Scoring: Points can be scored in several different ways. A touchdown is scored when a player either catches a pass inside or carries a ball into the opposing team’s endzone, and is worth 6 points. After a touchdown, the scoring team has the option to try to kick the ball through the goalposts for one extra point or to try for a two-point conversion, in which they essentially try to score a second touchdown from the 2-yard line. The kick is the safer and thus more common action; two-point conversions are usually only attempted late in the game in a last-ditch effort for extra points to win or tie the game and send it to overtime. Three points can be scored at any time during the game by attempting a field goal, in which the kicker tries to kick the ball through the goalposts from behind the line of scrimmage. The final way to score is called a safety, worth two points. This occurs when the team in possession of the ball ends the play behind their own goal line, and doesn’t happen very often at all.

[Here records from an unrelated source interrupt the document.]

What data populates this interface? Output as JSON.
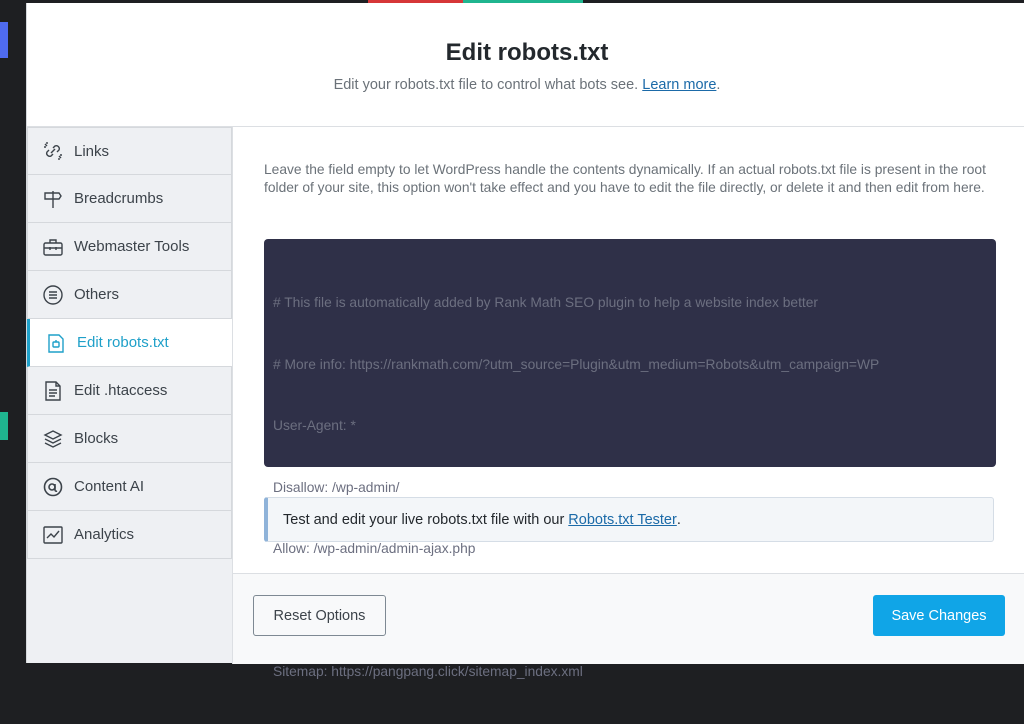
{
  "header": {
    "title": "Edit robots.txt",
    "subtitle": "Edit your robots.txt file to control what bots see.",
    "learn_more": "Learn more",
    "subtitle_end": "."
  },
  "sidebar": {
    "items": [
      {
        "label": "Links",
        "icon": "links-icon"
      },
      {
        "label": "Breadcrumbs",
        "icon": "signpost-icon"
      },
      {
        "label": "Webmaster Tools",
        "icon": "toolbox-icon"
      },
      {
        "label": "Others",
        "icon": "list-circle-icon"
      },
      {
        "label": "Edit robots.txt",
        "icon": "robot-file-icon",
        "active": true
      },
      {
        "label": "Edit .htaccess",
        "icon": "document-icon"
      },
      {
        "label": "Blocks",
        "icon": "blocks-icon"
      },
      {
        "label": "Content AI",
        "icon": "content-ai-icon"
      },
      {
        "label": "Analytics",
        "icon": "analytics-icon"
      }
    ]
  },
  "main": {
    "description": "Leave the field empty to let WordPress handle the contents dynamically. If an actual robots.txt file is present in the root folder of your site, this option won't take effect and you have to edit the file directly, or delete it and then edit from here.",
    "robots_lines": [
      "# This file is automatically added by Rank Math SEO plugin to help a website index better",
      "# More info: https://rankmath.com/?utm_source=Plugin&utm_medium=Robots&utm_campaign=WP",
      "User-Agent: *",
      "Disallow: /wp-admin/",
      "Allow: /wp-admin/admin-ajax.php",
      "",
      "Sitemap: https://pangpang.click/sitemap_index.xml"
    ],
    "notice_text": "Test and edit your live robots.txt file with our",
    "notice_link": "Robots.txt Tester",
    "notice_end": "."
  },
  "footer": {
    "reset_label": "Reset Options",
    "save_label": "Save Changes"
  },
  "colors": {
    "accent": "#1fa0c9",
    "save_button": "#10a5e7",
    "editor_bg": "#2f3048"
  }
}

So there you have it. There is quite a bit of math in football after all! (Just wait until baseball season starts, mwahahaha!) Any questions? Leave ’em in the comments below. Otherwise, kickoff is at 6:30 p.m. ET on Sunday. See you at the party!